┌────────

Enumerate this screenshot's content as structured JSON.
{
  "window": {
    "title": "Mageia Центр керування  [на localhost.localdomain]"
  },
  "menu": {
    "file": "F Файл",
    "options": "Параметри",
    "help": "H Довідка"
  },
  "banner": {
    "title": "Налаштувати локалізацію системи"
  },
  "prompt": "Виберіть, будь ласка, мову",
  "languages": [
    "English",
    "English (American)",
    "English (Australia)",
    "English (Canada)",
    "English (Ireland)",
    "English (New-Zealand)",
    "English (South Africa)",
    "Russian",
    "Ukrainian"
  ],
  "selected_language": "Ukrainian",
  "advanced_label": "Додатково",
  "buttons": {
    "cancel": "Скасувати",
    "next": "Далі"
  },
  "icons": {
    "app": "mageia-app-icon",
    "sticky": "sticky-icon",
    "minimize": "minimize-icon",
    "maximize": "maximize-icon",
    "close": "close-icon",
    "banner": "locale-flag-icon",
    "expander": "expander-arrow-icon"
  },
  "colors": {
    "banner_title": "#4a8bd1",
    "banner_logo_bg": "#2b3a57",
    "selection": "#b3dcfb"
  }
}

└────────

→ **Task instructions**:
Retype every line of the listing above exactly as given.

→ **Problem solution**:
Enumerate this screenshot's content as structured JSON.
{
  "window": {
    "title": "Mageia Центр керування  [на localhost.localdomain]"
  },
  "menu": {
    "file": "F Файл",
    "options": "Параметри",
    "help": "H Довідка"
  },
  "banner": {
    "title": "Налаштувати локалізацію системи"
  },
  "prompt": "Виберіть, будь ласка, мову",
  "languages": [
    "English",
    "English (American)",
    "English (Australia)",
    "English (Canada)",
    "English (Ireland)",
    "English (New-Zealand)",
    "English (South Africa)",
    "Russian",
    "Ukrainian"
  ],
  "selected_language": "Ukrainian",
  "advanced_label": "Додатково",
  "buttons": {
    "cancel": "Скасувати",
    "next": "Далі"
  },
  "icons": {
    "app": "mageia-app-icon",
    "sticky": "sticky-icon",
    "minimize": "minimize-icon",
    "maximize": "maximize-icon",
    "close": "close-icon",
    "banner": "locale-flag-icon",
    "expander": "expander-arrow-icon"
  },
  "colors": {
    "banner_title": "#4a8bd1",
    "banner_logo_bg": "#2b3a57",
    "selection": "#b3dcfb"
  }
}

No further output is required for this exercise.